For example, the NBA’s player union has passed out and gotten players to sign off on potentially decertifying the union. Whether or not they will play that card will depend on how well it goes for the NFL players, according to Ken Berger at CBSSports.com.
Tracy McGrady said that the NBA owners also are not totally unified and in an interview with the Detroit News echoes the union line on a key issue — if some teams are profitable and some are not then that is an owner issue about revenue sharing, not a player issue.
“The proposal that (the owners) have out here for us, it’s really bull,” McGrady said. “Some of the owners, (Lakers owner) Jerry Buss, the big-market owners, they don’t want a scale-down….
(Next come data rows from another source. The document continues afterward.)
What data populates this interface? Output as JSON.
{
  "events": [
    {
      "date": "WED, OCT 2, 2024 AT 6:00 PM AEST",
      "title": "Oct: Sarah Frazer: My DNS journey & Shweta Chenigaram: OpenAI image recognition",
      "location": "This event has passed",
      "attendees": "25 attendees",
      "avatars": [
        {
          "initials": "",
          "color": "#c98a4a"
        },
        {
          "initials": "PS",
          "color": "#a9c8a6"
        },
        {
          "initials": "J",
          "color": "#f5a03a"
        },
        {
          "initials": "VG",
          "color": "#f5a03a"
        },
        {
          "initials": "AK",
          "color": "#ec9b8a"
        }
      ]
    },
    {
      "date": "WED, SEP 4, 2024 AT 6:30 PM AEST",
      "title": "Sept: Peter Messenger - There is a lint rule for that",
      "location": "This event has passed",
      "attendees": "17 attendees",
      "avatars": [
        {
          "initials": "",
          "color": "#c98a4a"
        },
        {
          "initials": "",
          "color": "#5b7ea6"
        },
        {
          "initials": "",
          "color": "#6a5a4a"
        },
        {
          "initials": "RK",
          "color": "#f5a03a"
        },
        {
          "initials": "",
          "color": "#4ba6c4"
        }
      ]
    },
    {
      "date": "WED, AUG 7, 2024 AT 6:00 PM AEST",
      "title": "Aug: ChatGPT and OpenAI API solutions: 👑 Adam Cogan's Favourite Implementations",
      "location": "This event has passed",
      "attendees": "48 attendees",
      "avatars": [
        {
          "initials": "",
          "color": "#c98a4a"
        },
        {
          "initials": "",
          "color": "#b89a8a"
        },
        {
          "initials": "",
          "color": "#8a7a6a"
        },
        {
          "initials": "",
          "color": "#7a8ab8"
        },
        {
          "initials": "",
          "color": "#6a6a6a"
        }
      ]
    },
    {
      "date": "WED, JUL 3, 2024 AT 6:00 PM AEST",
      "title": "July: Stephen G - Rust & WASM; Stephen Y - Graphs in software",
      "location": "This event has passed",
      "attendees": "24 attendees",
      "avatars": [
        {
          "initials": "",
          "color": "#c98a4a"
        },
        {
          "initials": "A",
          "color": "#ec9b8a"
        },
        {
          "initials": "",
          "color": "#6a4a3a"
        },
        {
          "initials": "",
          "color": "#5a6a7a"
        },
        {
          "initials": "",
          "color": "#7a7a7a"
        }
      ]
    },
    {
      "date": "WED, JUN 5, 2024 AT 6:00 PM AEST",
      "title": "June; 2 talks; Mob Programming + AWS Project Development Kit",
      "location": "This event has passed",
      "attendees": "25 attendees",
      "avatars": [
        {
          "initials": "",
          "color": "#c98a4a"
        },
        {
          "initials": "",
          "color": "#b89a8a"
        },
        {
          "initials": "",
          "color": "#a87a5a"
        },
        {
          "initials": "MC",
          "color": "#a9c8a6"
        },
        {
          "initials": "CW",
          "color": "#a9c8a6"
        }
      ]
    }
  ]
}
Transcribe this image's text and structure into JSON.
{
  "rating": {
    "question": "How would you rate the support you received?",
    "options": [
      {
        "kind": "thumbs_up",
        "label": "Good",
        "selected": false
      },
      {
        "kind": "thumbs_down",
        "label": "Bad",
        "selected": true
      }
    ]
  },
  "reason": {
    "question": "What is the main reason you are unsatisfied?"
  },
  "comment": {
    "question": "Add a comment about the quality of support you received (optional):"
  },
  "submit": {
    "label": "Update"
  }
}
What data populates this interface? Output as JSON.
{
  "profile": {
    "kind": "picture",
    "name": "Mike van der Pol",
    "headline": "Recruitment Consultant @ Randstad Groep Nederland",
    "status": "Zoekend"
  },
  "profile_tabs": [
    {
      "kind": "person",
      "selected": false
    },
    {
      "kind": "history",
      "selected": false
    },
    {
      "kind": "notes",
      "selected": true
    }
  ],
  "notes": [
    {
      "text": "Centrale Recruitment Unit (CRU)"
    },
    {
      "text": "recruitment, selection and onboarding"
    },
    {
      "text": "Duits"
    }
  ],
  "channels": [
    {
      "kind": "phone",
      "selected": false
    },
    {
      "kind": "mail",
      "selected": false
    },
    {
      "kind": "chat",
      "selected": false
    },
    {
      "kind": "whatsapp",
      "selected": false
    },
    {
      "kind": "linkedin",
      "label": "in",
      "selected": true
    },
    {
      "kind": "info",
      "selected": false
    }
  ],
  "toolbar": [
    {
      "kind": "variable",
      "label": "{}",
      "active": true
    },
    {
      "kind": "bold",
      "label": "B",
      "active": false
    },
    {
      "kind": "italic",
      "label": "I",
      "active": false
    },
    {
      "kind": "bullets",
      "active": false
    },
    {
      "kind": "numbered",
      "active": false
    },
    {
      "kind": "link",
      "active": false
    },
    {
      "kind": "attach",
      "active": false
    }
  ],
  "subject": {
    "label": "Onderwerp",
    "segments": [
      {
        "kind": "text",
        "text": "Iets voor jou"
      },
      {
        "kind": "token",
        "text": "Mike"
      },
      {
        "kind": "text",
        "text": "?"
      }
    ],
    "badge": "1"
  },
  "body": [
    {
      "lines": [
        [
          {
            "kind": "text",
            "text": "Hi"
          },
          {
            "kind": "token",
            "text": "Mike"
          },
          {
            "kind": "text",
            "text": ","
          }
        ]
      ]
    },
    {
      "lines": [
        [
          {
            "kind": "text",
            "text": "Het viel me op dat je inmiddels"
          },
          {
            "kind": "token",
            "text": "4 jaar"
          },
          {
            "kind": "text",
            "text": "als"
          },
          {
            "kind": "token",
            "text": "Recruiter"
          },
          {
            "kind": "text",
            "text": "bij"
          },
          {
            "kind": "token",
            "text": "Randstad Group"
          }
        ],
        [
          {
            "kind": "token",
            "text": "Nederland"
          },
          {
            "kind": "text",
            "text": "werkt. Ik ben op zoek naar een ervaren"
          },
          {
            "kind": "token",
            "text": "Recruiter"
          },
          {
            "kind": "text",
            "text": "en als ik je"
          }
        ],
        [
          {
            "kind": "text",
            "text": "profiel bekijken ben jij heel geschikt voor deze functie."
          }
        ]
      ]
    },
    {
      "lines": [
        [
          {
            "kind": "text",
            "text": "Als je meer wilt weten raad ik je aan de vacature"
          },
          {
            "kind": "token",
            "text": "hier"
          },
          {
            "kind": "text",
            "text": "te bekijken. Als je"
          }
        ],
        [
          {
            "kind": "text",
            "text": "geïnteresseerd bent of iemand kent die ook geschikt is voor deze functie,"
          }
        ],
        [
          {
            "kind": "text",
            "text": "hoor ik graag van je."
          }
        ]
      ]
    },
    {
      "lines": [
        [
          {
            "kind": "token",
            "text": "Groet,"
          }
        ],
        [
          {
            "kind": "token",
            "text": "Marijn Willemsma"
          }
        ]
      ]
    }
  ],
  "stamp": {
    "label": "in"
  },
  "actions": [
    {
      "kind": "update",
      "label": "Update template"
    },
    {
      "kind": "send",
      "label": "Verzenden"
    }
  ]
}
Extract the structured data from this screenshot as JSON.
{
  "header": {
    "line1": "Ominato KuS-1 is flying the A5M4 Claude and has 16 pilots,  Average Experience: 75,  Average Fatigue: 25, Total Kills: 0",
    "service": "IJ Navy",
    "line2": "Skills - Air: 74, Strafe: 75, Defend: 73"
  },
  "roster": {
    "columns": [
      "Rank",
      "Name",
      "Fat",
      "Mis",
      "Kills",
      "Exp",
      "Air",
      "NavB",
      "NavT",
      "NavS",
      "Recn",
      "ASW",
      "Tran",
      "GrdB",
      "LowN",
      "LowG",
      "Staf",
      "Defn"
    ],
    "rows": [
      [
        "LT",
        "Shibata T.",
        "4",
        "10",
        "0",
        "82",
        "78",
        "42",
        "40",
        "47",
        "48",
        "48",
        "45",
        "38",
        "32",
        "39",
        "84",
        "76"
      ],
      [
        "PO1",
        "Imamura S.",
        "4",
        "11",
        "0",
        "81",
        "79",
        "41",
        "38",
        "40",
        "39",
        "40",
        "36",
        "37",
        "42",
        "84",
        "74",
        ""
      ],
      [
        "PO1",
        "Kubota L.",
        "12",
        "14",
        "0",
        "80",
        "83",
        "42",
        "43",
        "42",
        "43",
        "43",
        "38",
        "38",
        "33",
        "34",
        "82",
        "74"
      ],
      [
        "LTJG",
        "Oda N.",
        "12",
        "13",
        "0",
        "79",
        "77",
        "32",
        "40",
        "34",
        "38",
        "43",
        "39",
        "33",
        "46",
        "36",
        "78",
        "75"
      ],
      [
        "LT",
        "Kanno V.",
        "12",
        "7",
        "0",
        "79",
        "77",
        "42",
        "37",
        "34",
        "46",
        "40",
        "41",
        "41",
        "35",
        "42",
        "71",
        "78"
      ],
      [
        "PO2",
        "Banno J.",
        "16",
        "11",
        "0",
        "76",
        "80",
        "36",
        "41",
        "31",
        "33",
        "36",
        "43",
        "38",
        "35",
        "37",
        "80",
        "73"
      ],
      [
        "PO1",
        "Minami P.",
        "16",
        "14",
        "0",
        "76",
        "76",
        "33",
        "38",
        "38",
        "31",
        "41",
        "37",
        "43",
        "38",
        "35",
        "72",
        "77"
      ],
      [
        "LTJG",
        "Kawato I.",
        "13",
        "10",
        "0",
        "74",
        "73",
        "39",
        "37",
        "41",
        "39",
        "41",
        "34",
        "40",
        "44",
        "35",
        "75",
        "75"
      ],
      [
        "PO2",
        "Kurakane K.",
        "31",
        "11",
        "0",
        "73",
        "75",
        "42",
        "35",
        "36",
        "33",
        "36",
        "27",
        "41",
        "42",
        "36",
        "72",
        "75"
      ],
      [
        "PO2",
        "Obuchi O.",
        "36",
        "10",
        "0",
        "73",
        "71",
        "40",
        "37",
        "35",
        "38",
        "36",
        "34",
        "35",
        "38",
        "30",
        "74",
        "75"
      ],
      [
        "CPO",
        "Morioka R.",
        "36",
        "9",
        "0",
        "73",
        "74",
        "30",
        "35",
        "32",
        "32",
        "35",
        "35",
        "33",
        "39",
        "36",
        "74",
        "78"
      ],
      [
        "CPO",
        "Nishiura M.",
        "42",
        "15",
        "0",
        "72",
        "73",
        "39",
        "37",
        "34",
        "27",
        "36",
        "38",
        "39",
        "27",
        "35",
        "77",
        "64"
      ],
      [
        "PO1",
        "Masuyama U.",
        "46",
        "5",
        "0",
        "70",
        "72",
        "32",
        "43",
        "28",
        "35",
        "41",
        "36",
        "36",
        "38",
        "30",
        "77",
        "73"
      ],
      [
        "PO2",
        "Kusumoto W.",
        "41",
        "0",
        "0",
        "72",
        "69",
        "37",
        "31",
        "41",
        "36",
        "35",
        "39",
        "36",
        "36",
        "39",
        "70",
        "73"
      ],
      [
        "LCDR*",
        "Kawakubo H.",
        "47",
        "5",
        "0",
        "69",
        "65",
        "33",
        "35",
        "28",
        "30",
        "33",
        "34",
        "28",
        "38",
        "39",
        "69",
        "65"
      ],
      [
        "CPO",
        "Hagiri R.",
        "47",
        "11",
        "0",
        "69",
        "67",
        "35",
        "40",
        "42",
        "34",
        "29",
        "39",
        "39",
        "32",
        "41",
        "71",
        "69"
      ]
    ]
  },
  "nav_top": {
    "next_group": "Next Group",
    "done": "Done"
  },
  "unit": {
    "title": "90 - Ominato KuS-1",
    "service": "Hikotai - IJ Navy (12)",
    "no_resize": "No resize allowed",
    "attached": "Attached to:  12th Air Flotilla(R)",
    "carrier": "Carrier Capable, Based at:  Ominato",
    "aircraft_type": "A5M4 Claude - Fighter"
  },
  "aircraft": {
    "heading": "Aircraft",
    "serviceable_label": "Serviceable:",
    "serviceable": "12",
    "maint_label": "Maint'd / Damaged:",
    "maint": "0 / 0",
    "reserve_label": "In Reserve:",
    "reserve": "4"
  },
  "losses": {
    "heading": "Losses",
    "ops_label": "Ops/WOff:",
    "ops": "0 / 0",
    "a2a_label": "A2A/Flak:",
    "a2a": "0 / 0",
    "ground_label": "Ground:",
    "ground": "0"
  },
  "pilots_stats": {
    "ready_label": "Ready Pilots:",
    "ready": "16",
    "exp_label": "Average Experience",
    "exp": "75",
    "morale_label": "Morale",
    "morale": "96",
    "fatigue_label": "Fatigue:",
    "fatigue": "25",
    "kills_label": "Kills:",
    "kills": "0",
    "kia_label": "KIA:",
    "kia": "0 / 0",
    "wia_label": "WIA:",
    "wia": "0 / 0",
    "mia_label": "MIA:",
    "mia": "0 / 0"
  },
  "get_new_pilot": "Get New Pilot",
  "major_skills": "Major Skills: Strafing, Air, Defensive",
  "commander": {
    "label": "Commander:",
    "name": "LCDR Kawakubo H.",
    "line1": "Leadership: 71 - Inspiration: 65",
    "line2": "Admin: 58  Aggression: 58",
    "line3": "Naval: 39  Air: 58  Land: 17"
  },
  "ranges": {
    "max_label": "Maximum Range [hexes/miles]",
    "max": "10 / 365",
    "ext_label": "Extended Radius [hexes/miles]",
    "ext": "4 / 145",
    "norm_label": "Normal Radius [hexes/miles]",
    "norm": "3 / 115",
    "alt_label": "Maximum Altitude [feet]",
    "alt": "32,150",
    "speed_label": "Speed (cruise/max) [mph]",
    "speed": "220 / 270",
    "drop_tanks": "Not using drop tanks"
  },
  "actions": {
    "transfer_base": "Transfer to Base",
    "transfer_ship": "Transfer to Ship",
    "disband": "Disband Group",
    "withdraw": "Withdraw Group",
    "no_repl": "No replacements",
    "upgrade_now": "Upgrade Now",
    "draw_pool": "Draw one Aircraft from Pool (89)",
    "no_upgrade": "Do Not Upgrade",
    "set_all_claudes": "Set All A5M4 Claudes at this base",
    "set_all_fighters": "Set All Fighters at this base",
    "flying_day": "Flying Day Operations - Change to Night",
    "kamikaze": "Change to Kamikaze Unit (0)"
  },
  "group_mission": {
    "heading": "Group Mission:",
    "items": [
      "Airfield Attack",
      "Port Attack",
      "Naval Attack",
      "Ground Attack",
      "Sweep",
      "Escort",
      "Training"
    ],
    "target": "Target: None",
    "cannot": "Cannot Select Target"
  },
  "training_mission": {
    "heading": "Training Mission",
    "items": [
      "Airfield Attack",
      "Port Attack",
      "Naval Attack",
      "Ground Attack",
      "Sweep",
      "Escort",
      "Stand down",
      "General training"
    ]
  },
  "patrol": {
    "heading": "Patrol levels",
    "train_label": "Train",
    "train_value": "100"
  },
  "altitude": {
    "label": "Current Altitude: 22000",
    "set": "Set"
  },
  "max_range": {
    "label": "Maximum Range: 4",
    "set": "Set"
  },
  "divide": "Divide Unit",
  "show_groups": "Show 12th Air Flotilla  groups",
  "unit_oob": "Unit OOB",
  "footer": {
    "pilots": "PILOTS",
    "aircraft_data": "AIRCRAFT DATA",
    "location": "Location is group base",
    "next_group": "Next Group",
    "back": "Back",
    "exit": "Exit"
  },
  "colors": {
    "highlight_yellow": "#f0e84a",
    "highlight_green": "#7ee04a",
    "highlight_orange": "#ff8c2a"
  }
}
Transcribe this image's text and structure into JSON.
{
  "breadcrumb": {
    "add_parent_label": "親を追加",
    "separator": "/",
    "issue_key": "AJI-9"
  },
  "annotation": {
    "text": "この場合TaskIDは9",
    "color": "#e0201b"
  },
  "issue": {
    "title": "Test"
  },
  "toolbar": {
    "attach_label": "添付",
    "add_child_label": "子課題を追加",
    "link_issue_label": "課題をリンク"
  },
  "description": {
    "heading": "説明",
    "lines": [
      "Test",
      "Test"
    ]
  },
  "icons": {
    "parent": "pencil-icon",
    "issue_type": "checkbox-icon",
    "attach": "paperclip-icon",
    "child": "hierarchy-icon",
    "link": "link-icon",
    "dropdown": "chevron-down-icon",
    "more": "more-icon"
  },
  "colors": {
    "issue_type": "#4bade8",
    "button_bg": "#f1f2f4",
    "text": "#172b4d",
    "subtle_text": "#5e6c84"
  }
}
“They’re (big-market teams) not really losing money. I understand Milwaukee, Minnesota, they’re losing money,” McGrady said. “But that doesn’t have anything to do with us — don’t lowball us.”
McGrady is spot on in one assessment — a lot of what the owners seek in this new Collective Bargaining Agreement is protection from themselves. They want shorter contract lengths and the ability to cheaply buy out the final years of longer deals — which is really only a problem when you hand out bad contracts in the first place. Sure the Knicks would like to have bought out the last couple years of Eddy Curry’s contract, but shouldn’t they pay a penalty for having offered that size contract in the first place? Why should bad management receive a “get out of jail free” card and not have to live up to the contract they offered?
The one thing NBA fans need to realize as they read about the NFL labor issues: The NFL was considered closer to a deal than the NBA. As bad as that situation is, the NBA’s could be much worse.
It sounds ominous, but it’s no more ominous than all the other bad signs out there. This is really more about posturing and having your ducks in a row before heading back to the negotiating table.
Players from at least two NBA teams have unanimously voted to decertify the NBA Players Association, the players union, according to the Dallas Business Journal. They also explain why the players would vote to blow up the body that is negotiating for them.
If the NBPA were to decertify, it would, in effect, operate as a trade organization but cease to be a union. If the league then tried to lock out players, the NBPA could sue the NBA under U.S. antitrust laws and contend that the league was conducting a group boycott, which is illegal. It could not sue the NBA if it remained a union with collective-bargaining authority for its members, under the labor exemption to antitrust laws.
“If the owners are going to lock the players out, the players want to have the option of decertifying the union and asserting their antitrust rights to stop the lockout,” said a source close to the NBPA. “This would keep the game going, not just for the fans but for the players and everyone else.”
Of course it’s not that simple, it’s never that simple. For one, to decertify the union means saying (and proving if challenged) that the union has failed in its duties. Good luck with that. Know that this is a fairly common move in negotiations. But in the public relations game the players could say, “we want to come back to work, it’s those grumpy old owners that won’t let us.” Whether they take that step to decertify the union is another question all together, but it’s out there.
Just to reiterate — a lockout is coming in July. Accept it, become at one with it. The real question is does a deal get worked out before games would start in late October.